Templo Mayor MuseumApril 5 in Mexico
We were thrilled by our walk through the old Aztec ruins but as we came to the end of the walk through the ruins, we came to the museum. Once again we were pleasantly surprised by how amazing it was!
The museum of the Templo Mayor was built in 1987 to house the Templo Mayor Project and its finds—a project which continues work to this day. The Templo Mayor Project’s mission is to excavate the oldest area of the city, around the main plaza. The museum building was built by architect Pedro Ramírez Vázquez, who envisioned ‘a discreet structure that would blend in with the colonial surroundings’. The museum has four floors, three of which are for permanent exhibitions and the fourth has offices for the director, museum administration and research staff.
As we walked in, we saw a model of what Tenochtitlan looked like before the Spaniards arrived.
The museum has eight main exhibition halls, called "salas", each dedicated to a different theme.
Room 1 is dedicated to the goddesses Coatlicue and Coyalxauhqui, mother and sister to Huitzlipochtli, respectively. The first temple artifacts, which were found in the 19th Century, are located in this room associated with the temple, as well the huge stone disk of Coyolxauhqui, which initiated the Templo Mayor Project.

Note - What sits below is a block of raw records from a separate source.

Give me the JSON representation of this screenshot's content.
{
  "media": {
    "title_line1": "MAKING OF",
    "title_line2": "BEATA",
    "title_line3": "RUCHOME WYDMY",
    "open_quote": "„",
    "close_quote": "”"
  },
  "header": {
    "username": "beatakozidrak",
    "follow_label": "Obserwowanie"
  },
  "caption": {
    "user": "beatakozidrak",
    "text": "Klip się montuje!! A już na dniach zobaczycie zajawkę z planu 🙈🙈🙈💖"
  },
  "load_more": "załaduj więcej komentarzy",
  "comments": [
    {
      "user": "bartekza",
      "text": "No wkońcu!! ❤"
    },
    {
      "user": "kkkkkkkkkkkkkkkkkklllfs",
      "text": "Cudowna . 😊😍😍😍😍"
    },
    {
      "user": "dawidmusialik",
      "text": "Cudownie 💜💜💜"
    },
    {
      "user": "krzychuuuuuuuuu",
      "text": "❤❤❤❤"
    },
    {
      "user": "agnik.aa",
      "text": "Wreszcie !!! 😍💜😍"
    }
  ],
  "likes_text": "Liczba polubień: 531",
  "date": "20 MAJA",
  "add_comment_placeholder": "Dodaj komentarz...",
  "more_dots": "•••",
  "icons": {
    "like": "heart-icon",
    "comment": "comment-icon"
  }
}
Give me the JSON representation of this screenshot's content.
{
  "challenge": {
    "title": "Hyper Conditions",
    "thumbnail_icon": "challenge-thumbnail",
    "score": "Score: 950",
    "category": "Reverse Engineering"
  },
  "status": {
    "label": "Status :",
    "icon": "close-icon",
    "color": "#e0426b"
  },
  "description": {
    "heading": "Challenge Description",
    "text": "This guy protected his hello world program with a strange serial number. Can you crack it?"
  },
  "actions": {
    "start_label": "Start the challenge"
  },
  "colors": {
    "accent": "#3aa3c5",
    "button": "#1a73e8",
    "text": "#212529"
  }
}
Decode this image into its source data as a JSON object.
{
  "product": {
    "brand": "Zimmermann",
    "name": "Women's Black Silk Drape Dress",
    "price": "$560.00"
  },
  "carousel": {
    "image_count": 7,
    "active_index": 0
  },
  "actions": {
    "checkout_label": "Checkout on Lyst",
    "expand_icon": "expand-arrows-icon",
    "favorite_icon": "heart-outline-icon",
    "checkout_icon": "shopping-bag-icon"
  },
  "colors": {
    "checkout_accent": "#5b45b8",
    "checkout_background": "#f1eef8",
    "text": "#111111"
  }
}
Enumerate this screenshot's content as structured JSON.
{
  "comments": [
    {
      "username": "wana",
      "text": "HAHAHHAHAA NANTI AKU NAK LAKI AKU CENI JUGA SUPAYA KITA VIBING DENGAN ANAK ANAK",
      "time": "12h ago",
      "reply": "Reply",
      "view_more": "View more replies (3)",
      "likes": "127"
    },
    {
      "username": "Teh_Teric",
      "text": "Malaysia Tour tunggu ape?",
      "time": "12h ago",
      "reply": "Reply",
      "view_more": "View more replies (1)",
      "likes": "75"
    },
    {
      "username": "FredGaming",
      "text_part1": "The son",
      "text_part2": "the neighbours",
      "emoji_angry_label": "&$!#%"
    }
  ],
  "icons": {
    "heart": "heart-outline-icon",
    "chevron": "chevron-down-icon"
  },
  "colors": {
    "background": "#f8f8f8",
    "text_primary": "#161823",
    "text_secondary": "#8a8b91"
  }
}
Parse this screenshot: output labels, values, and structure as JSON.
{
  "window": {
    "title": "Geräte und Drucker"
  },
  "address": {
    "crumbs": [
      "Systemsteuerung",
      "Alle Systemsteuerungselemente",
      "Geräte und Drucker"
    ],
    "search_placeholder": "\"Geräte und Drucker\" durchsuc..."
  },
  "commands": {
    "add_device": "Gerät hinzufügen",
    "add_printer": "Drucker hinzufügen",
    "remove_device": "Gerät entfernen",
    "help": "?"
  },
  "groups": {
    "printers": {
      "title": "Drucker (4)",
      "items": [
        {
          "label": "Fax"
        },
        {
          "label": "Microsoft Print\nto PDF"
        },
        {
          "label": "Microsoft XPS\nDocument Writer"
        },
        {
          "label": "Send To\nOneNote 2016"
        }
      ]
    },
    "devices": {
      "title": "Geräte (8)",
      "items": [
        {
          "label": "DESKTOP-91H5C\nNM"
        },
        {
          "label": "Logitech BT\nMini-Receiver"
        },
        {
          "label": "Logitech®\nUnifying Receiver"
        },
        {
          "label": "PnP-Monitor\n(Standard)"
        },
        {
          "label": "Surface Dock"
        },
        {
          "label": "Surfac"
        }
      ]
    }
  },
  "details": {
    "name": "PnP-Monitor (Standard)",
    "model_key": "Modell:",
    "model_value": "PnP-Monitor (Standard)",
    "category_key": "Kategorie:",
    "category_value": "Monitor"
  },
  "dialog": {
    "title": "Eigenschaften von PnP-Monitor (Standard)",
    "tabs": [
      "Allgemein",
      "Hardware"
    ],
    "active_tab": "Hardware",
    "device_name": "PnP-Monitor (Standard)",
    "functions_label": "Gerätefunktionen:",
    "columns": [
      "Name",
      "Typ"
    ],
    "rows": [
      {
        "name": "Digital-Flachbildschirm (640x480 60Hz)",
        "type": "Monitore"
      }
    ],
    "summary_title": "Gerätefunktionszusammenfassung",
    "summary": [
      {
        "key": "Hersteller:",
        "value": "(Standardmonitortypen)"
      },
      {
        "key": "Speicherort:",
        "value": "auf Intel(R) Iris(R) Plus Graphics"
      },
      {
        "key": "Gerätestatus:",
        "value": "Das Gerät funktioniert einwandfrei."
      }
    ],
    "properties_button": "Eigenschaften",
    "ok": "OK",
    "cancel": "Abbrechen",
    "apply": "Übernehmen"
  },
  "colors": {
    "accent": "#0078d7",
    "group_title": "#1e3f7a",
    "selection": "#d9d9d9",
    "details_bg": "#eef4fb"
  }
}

This huge stone disc of Coyolxauhqui (She of Bells on her Cheek) is the pride of the place. We were able to see it more clearly from the top-floor. She is shown decapitated, the result of her murder by Huizilopochtli, her brother, who also killed his 400 brothers en route to becoming the top god.
Room 2 is dedicated to the rituals and sacrifice in Tenochtitlan. This room contains urns where dignitaries, who had died, were placed, funerary offerings, as well as objects associated with self and human sacrifice—such as musical instruments, knives and skulls.
Room 3 demonstrates the economics of the Aztec empire in the form of tribute and trade, with examples of finished products and raw materials from many parts of Mesoamerica.
Sala 4 is dedicated to the god Huitzilopochtli. His shrine at the temple was the most important and largest. This room contains various images of him as well as offerings. Also located here are the two large ceramic statues of the god Mictlantecuhtli which were found in the House of the Eagle Warriors who were dedicated to Huitzilopochtli.
Room 5 is dedicated to Tlaloc, the other principal deity of the Aztecs and one of the oldest in Mesoamerica. This room contains various images of the god usually worked in green or volcanic stone or in ceramic. The most prized work is a large pot with the god’s face in high relief that still preserves much of the original blue paint.
Room 6 is dedicated to the flora and fauna of Mesoamerica at this time, as most contained divine aspects for the Aztecs. Also many of the offerings found at the Templo Mayor were or were made from various plants and animals.
Room 7 contains exhibits of the agricultural technology of the time, especially in the growing of corn and the construction of chinampas, the so-called "floating gardens".
The last room is Room 8, which is dedicated to the archeology and history of the site.
There were so many interesting things to see during the 3+ hours that we spent here. It was well worth the 70 pesos or $4.91 Cdn admission fee!Read more